[ENTRIES SUPPLIED — start]

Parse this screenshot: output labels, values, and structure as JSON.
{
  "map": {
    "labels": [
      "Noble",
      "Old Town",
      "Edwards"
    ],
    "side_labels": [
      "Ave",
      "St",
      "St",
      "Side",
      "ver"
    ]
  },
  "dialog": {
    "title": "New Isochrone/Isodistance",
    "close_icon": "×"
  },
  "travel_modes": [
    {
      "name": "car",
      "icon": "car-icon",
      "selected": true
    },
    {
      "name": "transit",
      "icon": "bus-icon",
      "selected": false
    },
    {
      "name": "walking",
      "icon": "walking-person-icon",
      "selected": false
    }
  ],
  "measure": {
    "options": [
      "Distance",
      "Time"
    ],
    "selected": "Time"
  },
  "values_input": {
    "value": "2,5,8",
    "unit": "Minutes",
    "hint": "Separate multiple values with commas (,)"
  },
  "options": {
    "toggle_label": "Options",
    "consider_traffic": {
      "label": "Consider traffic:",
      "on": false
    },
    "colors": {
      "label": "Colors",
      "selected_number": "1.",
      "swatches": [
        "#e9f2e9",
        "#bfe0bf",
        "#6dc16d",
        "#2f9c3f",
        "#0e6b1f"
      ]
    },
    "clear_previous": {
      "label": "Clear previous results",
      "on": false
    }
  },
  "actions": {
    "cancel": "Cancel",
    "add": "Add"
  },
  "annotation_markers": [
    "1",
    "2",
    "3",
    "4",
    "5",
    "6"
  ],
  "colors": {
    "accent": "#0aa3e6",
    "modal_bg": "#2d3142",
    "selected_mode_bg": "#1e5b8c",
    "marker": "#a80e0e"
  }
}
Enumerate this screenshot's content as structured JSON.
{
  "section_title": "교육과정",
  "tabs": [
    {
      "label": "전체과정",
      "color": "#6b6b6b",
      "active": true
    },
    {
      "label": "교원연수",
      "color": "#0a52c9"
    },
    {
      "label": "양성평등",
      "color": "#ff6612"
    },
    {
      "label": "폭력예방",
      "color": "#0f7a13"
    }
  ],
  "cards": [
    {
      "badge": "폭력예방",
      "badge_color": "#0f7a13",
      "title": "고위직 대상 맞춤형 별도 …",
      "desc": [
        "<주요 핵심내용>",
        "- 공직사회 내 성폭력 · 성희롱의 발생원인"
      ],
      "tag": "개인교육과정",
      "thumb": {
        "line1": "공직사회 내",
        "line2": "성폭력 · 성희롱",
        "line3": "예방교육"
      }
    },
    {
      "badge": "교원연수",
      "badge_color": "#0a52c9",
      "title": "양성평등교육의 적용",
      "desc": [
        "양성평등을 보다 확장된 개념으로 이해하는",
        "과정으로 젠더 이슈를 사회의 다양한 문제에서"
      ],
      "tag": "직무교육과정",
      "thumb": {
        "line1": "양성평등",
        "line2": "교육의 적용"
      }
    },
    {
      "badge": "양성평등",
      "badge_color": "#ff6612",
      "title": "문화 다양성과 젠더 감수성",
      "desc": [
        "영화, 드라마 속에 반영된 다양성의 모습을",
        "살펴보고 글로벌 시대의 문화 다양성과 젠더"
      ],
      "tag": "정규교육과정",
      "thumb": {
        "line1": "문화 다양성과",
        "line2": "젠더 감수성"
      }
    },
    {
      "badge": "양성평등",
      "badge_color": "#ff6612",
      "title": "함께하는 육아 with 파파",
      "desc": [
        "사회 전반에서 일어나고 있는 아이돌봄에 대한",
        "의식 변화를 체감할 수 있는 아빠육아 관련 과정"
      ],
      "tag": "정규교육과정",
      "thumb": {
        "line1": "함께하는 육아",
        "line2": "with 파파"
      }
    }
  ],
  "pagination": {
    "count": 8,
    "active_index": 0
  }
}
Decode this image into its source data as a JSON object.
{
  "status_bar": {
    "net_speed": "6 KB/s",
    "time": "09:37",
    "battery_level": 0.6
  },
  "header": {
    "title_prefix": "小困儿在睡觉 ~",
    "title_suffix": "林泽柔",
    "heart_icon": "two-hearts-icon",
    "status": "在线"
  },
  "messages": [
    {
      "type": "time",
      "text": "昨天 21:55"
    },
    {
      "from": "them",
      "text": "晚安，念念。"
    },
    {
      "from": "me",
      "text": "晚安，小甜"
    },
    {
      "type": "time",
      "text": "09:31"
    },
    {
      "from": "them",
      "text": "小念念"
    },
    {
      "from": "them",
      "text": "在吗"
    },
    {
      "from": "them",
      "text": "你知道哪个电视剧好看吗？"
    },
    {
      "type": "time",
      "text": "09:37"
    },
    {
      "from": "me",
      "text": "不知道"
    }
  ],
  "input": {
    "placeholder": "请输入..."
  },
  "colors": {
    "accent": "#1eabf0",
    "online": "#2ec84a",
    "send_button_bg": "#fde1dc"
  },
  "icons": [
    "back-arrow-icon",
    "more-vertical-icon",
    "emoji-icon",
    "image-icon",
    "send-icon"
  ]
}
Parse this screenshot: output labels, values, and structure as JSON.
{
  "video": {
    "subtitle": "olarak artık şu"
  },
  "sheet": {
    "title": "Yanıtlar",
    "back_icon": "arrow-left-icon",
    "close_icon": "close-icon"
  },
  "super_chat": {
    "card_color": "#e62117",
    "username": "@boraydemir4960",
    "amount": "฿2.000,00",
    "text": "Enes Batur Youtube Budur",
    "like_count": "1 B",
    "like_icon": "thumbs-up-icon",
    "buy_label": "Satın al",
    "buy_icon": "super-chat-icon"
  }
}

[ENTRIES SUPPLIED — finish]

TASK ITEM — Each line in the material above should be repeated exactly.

EXERCISE ANSWER —
Parse this screenshot: output labels, values, and structure as JSON.
{
  "map": {
    "labels": [
      "Noble",
      "Old Town",
      "Edwards"
    ],
    "side_labels": [
      "Ave",
      "St",
      "St",
      "Side",
      "ver"
    ]
  },
  "dialog": {
    "title": "New Isochrone/Isodistance",
    "close_icon": "×"
  },
  "travel_modes": [
    {
      "name": "car",
      "icon": "car-icon",
      "selected": true
    },
    {
      "name": "transit",
      "icon": "bus-icon",
      "selected": false
    },
    {
      "name": "walking",
      "icon": "walking-person-icon",
      "selected": false
    }
  ],
  "measure": {
    "options": [
      "Distance",
      "Time"
    ],
    "selected": "Time"
  },
  "values_input": {
    "value": "2,5,8",
    "unit": "Minutes",
    "hint": "Separate multiple values with commas (,)"
  },
  "options": {
    "toggle_label": "Options",
    "consider_traffic": {
      "label": "Consider traffic:",
      "on": false
    },
    "colors": {
      "label": "Colors",
      "selected_number": "1.",
      "swatches": [
        "#e9f2e9",
        "#bfe0bf",
        "#6dc16d",
        "#2f9c3f",
        "#0e6b1f"
      ]
    },
    "clear_previous": {
      "label": "Clear previous results",
      "on": false
    }
  },
  "actions": {
    "cancel": "Cancel",
    "add": "Add"
  },
  "annotation_markers": [
    "1",
    "2",
    "3",
    "4",
    "5",
    "6"
  ],
  "colors": {
    "accent": "#0aa3e6",
    "modal_bg": "#2d3142",
    "selected_mode_bg": "#1e5b8c",
    "marker": "#a80e0e"
  }
}
Enumerate this screenshot's content as structured JSON.
{
  "section_title": "교육과정",
  "tabs": [
    {
      "label": "전체과정",
      "color": "#6b6b6b",
      "active": true
    },
    {
      "label": "교원연수",
      "color": "#0a52c9"
    },
    {
      "label": "양성평등",
      "color": "#ff6612"
    },
    {
      "label": "폭력예방",
      "color": "#0f7a13"
    }
  ],
  "cards": [
    {
      "badge": "폭력예방",
      "badge_color": "#0f7a13",
      "title": "고위직 대상 맞춤형 별도 …",
      "desc": [
        "<주요 핵심내용>",
        "- 공직사회 내 성폭력 · 성희롱의 발생원인"
      ],
      "tag": "개인교육과정",
      "thumb": {
        "line1": "공직사회 내",
        "line2": "성폭력 · 성희롱",
        "line3": "예방교육"
      }
    },
    {
      "badge": "교원연수",
      "badge_color": "#0a52c9",
      "title": "양성평등교육의 적용",
      "desc": [
        "양성평등을 보다 확장된 개념으로 이해하는",
        "과정으로 젠더 이슈를 사회의 다양한 문제에서"
      ],
      "tag": "직무교육과정",
      "thumb": {
        "line1": "양성평등",
        "line2": "교육의 적용"
      }
    },
    {
      "badge": "양성평등",
      "badge_color": "#ff6612",
      "title": "문화 다양성과 젠더 감수성",
      "desc": [
        "영화, 드라마 속에 반영된 다양성의 모습을",
        "살펴보고 글로벌 시대의 문화 다양성과 젠더"
      ],
      "tag": "정규교육과정",
      "thumb": {
        "line1": "문화 다양성과",
        "line2": "젠더 감수성"
      }
    },
    {
      "badge": "양성평등",
      "badge_color": "#ff6612",
      "title": "함께하는 육아 with 파파",
      "desc": [
        "사회 전반에서 일어나고 있는 아이돌봄에 대한",
        "의식 변화를 체감할 수 있는 아빠육아 관련 과정"
      ],
      "tag": "정규교육과정",
      "thumb": {
        "line1": "함께하는 육아",
        "line2": "with 파파"
      }
    }
  ],
  "pagination": {
    "count": 8,
    "active_index": 0
  }
}
Decode this image into its source data as a JSON object.
{
  "status_bar": {
    "net_speed": "6 KB/s",
    "time": "09:37",
    "battery_level": 0.6
  },
  "header": {
    "title_prefix": "小困儿在睡觉 ~",
    "title_suffix": "林泽柔",
    "heart_icon": "two-hearts-icon",
    "status": "在线"
  },
  "messages": [
    {
      "type": "time",
      "text": "昨天 21:55"
    },
    {
      "from": "them",
      "text": "晚安，念念。"
    },
    {
      "from": "me",
      "text": "晚安，小甜"
    },
    {
      "type": "time",
      "text": "09:31"
    },
    {
      "from": "them",
      "text": "小念念"
    },
    {
      "from": "them",
      "text": "在吗"
    },
    {
      "from": "them",
      "text": "你知道哪个电视剧好看吗？"
    },
    {
      "type": "time",
      "text": "09:37"
    },
    {
      "from": "me",
      "text": "不知道"
    }
  ],
  "input": {
    "placeholder": "请输入..."
  },
  "colors": {
    "accent": "#1eabf0",
    "online": "#2ec84a",
    "send_button_bg": "#fde1dc"
  },
  "icons": [
    "back-arrow-icon",
    "more-vertical-icon",
    "emoji-icon",
    "image-icon",
    "send-icon"
  ]
}
Parse this screenshot: output labels, values, and structure as JSON.
{
  "video": {
    "subtitle": "olarak artık şu"
  },
  "sheet": {
    "title": "Yanıtlar",
    "back_icon": "arrow-left-icon",
    "close_icon": "close-icon"
  },
  "super_chat": {
    "card_color": "#e62117",
    "username": "@boraydemir4960",
    "amount": "฿2.000,00",
    "text": "Enes Batur Youtube Budur",
    "like_count": "1 B",
    "like_icon": "thumbs-up-icon",
    "buy_label": "Satın al",
    "buy_icon": "super-chat-icon"
  }
}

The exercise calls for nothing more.